Earlier this month, at the J.P. Morgan Healthcare Conference, Pfizer CEO Albert Bourla said respiratory syncytial virus (RSV) vaccine Abrysvo was a “bad launch” for the company.
On a Tuesday conference call, as the drugmaker reported fourth-quarter Abrysvo sales of $515 million, Pfizer execs shared muted enthusiasm for the recent progress the company has made with its rollout.
When asked what market share Pfizer could achieve in 2024—versus its 35% showing in 2023—company officials dodged the question.
“We’re very focused going forward on retail contracting for the 2024-25 season,” said Amir Malik, Pfizer’s new U.S. commercial officer. “We’re going to also focus on new opportunities that we’re currently studying with Abrysvo—adults age 18 and older with underlying medical conditions.”
Pfizer's CEO Bourla added that the company is focused on increasing Abrysvo’s market share by establishing RSV vaccination as a year-round “discussion.”
Abrysvo’s sales were up from $375 million in the third quarter, but they're tracking behind sales of GSK’s Arexvy. That rival shot, which won FDA approval about a month before Pfizer's offering, generated 709 million pounds ($860 million) in the third quarter. The British company reports its fourth-quarter results tomorrow.
“The RSV market holds substantial promise, but Abrysvo faces tough competition from GSK’s Arexvy,” wrote Lee Brown, global sector lead for healthcare at Third Bridge, who termed Abrvsvo’s fourth-quarter performance as “positive.”
Before Pfizer reported its numbers, Zacks analysts predicted Abrysvo would generate $510 million for the period.
Meanwhile, Pfizer is “encouraged” by early sales of Abrysvo as a maternal vaccine, Malik said. Women in weeks 32 through 36 of their pregnancies can protect their soon-to-be-born babies. Approval in that indication came in August.
“More than 65% of women prefer to get the maternal vaccine versus having their infant immunized by a monoclonal antibody, and we think that the label provides us the opportunity to grow that segment as well,” Malik said.
As Pfizer plots its strategy for 2024, it’s clear the company is focused on oncology. Of Pfizer's list of priorities (PDF, slide 6) for the year, “achieving world-class oncology leadership,” is placed first.
Pfizer’s recently completed $43 billion acquisition of antibody-drug conjugate specialist Seagen doubles the size of its pipeline, which has the potential to deliver “at least eight potential blockbuster products by 2030,” Pfizer said.
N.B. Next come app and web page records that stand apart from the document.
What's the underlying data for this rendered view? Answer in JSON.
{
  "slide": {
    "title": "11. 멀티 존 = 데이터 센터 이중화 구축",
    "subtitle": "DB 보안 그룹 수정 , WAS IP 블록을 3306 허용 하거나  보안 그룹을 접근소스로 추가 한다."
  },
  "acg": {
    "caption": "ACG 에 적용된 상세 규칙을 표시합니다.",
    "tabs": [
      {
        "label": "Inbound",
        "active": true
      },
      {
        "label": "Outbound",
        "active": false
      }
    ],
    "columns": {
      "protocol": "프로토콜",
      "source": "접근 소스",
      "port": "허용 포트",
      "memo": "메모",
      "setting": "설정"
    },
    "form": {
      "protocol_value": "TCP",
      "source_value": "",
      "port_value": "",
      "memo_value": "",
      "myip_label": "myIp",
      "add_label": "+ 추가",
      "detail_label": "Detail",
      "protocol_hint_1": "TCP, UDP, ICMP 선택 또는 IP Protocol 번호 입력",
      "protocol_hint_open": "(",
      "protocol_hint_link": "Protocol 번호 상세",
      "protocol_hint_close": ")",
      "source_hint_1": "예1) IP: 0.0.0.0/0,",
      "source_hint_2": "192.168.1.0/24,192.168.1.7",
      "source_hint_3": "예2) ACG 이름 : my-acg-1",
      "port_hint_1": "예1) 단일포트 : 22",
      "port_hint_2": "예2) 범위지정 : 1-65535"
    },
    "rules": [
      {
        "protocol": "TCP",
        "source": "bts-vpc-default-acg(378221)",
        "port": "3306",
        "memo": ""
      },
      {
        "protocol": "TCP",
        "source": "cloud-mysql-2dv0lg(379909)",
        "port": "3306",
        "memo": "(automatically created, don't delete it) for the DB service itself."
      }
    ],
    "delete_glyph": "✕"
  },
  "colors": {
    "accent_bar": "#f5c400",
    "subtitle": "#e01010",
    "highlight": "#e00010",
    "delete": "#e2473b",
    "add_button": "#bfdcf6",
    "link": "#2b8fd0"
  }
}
The company also expects to gin up sales of Seagen’s already approved products, pointing to its U.S. commercial infrastructure which is three times larger than that of the Seattle biotech. That effort begins with the launches of Seagen’s Padcev and Xtandi in new indications.
Another priority Pfizer mapped out for 2024 is to deliver a “next wave of pipeline innovation.” These include its fourth-generation pneumococcal vaccine and its development of COVID/flu and RSV vaccine combos.
Pfizer’s third priority is to maximize the “performance of our new products,” and there are many after a fruitful 2023 in which the company gained a record nine FDA approvals. In addition to a pair of age-group endorsements for Abrysvo, Pfizer won approvals for multiple myeloma drug Elrexfio, OPKO-partnered growth failure treatment Ngenla and first-in-class alopecia therapy Litfulo.
Also approved were ulcerative colitis drug Velsipity, which came by way of Pfizer’s 2022 acquisition of Arena Pharmaceuticals for $6.7 billion, and nasal spray migraine therapy Zavzpret, which arrived by way of Pfizer’s $11.6 billion buyout of Biohaven, which also brought soon-to-be blockbuster migraine drug Nurtec.
Another highlight from Pfizer’s earnings report was the better-than-expected sales of COVID vaccine Comirnaty, which came in at $5.36 billion for the quarter, helping the company reach $14.25 billion in revenue for the period and $58.5 billion for 2023.
On the downside, sales of pneumococcal vaccine Prevnar came in at $1.61 billion for the quarter, down 8% from the same period in 2022. The company blamed lower demand and “unfavorable timing of customer orders.”
As for 2024 guidance, Pfizer sees revenue reaching between $58.5 and $61.5 billion, including $8 billion from COVID product sales and $3.1 billion from products acquired in the Seagen deal.
After closure of the buyout on Dec. 14, fourth-quarter revenue included $120 million in Seagen product revenue, chief financial officer David Denton said.
“We believe Pfizer's growth will accelerate as the company is now more focused on innovative drugs and vaccines,” Edward Jones healthcare analyst John Boylan wrote. “The company has research and development expertise and strong product diversification. Profit from the COVID-19 vaccine should further strengthen the company's financial position and allow for investment in internal drug development and acquisitions.”